- Schedule II narcotics likewise have a "high potential for abuse", but may have a "currently accepted medical use in the United States". Such drugs also include opiates or opium. Drugs such as methadone, amphetamines, and phencyclidine are in this group.
- Schedule III narcotics are those drugs that possess a "moderate or low physical dependence or high psychological dependence". These drugs typically possess some level of barbituric acid (1.8 grams of codeine per 100 milliliters).
- Schedule IV drugs are those that have a "currently accepted medical use in the United States" and have a "limited physical and/or psychological dependence". Drugs such as barbital, chloral betaine, and phenobarbital are included in this Schedule.
- Schedule V drugs are those with a "currently accepted medical use" and "limited physical dependence and/or psychological dependence" relative to Schedule IV. Codeine with not more than 200 milligrams per 100 milliliters is in this group.
There are mandatory penalties for possession of certain quantities of drugs or live plants that are found in the act and in the Pennsylvania Sentencing Code. That is, the judge may not have any discretion to give you a lower sentence if you are found guilty of PWI of a certain quantity.
Defending Against PWI Charges
The manner in which a defense attorney may properly defend such a case is:
- Have the evidence "suppressed" or argue that it was seized in some manner that was unconstitutional, thereby prohibiting the Commonwealth from using the evidence obtained from its case-in-chief
- Argue that the quantity possessed or the circumstances surrounding the possession was not indicative of possession with the intent to sell or distribute.
- argue that the drugs were not even possessed by you, rather by another that was not charged or by a co-defendant (another that was charged)
Many times, the defense may use its own expert at trial in such a case.
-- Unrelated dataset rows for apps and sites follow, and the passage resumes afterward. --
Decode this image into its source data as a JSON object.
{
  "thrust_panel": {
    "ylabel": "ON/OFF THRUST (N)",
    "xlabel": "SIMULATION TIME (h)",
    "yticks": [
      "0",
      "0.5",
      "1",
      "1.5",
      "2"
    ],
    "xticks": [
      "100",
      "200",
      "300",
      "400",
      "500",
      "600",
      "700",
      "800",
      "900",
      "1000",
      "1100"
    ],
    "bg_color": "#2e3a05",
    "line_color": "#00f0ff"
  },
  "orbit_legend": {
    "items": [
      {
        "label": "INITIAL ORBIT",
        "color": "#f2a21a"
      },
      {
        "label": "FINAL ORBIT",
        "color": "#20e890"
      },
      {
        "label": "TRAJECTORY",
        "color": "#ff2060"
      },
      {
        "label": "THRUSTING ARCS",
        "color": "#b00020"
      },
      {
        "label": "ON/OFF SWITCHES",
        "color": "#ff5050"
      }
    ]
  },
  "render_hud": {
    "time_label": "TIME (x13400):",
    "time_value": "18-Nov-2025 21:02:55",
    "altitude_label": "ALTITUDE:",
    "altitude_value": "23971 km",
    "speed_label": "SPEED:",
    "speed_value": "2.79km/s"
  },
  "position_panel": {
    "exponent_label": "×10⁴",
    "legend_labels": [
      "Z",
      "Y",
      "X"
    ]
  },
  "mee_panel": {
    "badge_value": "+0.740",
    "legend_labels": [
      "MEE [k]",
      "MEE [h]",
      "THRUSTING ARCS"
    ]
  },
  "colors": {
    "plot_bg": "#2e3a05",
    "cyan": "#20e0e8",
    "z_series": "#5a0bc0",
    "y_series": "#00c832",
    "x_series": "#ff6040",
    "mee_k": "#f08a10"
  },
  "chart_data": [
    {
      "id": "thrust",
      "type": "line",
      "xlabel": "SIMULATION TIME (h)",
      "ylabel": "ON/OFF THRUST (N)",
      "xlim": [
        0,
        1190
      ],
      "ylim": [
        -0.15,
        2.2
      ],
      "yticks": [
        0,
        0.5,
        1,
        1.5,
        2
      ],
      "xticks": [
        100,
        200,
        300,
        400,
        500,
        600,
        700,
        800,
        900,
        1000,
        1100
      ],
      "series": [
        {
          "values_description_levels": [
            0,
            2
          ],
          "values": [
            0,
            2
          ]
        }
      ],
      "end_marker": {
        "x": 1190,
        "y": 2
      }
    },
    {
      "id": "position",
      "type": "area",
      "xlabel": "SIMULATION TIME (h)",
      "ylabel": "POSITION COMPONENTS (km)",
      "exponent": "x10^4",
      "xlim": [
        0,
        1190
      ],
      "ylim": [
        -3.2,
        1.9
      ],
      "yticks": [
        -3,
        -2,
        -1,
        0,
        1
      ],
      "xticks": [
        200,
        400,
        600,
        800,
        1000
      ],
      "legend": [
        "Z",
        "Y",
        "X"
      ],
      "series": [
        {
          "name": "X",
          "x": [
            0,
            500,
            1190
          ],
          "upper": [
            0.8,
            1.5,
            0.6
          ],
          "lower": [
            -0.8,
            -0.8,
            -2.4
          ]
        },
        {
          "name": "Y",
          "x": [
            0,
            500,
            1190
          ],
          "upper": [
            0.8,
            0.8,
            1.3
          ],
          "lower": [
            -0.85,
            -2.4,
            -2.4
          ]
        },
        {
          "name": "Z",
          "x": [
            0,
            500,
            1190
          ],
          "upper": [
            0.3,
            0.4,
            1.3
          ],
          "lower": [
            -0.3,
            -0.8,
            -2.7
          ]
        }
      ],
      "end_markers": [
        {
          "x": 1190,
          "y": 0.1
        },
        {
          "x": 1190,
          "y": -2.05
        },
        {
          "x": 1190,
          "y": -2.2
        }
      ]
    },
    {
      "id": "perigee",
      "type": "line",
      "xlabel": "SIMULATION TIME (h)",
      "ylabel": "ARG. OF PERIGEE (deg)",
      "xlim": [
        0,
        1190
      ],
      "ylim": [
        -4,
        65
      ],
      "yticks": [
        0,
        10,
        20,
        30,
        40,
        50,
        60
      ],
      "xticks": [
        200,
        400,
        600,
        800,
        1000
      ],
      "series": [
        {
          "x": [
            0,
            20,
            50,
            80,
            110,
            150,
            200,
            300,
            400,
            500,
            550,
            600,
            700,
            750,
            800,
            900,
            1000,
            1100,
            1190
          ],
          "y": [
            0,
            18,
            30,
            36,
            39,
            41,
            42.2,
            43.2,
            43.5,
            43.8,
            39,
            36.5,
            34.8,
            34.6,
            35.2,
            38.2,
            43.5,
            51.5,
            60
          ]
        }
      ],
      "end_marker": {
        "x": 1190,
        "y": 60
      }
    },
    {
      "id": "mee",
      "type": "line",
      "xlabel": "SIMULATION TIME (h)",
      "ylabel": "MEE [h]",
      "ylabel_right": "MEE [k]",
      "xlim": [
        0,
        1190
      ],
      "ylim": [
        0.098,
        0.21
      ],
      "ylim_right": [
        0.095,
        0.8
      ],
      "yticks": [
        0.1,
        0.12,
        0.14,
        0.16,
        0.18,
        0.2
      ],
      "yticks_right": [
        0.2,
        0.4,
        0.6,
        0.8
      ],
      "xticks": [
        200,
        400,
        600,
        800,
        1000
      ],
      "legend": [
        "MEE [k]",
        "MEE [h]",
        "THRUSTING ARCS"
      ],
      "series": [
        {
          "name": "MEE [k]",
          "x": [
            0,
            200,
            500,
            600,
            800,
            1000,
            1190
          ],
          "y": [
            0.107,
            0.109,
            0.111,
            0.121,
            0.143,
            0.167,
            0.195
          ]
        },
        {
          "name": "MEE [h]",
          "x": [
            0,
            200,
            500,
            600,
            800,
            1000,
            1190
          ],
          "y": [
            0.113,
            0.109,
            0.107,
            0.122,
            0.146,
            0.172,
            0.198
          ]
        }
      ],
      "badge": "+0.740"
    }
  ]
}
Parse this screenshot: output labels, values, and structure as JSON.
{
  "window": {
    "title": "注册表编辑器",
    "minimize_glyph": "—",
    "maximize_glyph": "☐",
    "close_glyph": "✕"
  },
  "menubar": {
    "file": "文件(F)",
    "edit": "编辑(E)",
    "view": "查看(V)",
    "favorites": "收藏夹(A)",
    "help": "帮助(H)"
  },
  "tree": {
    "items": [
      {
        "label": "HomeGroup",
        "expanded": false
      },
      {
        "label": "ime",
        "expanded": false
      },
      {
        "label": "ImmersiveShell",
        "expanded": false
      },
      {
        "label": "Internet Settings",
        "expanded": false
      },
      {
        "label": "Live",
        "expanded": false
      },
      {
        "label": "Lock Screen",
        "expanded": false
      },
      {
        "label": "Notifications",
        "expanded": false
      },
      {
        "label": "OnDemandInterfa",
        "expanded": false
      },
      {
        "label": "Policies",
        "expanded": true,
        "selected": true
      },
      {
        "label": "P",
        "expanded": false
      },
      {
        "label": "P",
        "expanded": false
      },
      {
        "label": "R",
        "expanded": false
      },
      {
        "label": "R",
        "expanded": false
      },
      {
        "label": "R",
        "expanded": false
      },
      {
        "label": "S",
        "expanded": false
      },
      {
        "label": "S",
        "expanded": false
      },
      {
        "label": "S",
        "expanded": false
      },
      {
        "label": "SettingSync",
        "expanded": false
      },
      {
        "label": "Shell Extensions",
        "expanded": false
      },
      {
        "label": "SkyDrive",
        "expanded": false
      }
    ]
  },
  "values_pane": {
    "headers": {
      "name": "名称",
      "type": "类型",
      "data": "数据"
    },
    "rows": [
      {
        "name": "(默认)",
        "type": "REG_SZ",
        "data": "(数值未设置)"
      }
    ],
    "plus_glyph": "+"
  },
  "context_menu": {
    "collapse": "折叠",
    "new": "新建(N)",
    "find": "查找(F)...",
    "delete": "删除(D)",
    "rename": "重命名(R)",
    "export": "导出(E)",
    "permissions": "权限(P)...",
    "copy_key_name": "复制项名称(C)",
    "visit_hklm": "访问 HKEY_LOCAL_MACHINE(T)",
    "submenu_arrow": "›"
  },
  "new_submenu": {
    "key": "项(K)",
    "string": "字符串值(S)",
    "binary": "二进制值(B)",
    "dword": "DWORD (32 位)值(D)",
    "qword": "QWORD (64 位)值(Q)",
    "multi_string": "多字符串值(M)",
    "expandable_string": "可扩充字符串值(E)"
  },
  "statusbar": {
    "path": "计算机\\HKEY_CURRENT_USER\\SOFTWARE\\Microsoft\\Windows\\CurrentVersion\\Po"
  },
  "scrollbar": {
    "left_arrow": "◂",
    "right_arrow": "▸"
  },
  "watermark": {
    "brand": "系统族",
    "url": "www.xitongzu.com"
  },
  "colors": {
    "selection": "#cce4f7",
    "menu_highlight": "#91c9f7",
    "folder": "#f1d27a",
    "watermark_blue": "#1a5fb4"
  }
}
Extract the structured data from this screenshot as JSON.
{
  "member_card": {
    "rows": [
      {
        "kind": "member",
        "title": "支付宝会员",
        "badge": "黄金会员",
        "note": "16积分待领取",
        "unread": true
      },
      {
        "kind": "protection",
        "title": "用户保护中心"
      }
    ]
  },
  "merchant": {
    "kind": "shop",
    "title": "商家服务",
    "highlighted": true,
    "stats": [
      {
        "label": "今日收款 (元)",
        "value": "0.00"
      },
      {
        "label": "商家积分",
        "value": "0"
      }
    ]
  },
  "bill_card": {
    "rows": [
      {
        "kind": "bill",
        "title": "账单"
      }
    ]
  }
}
If you face drug distribution, sale and trafficking charges, contact the experienced criminal defense law firm of Shaffer & Engle Law Office, LLC. We provide free initial consultations, are available for evening and weekend appointments and operate two offices for your convenience. To contact one of our lawyers, call 717-827-4074.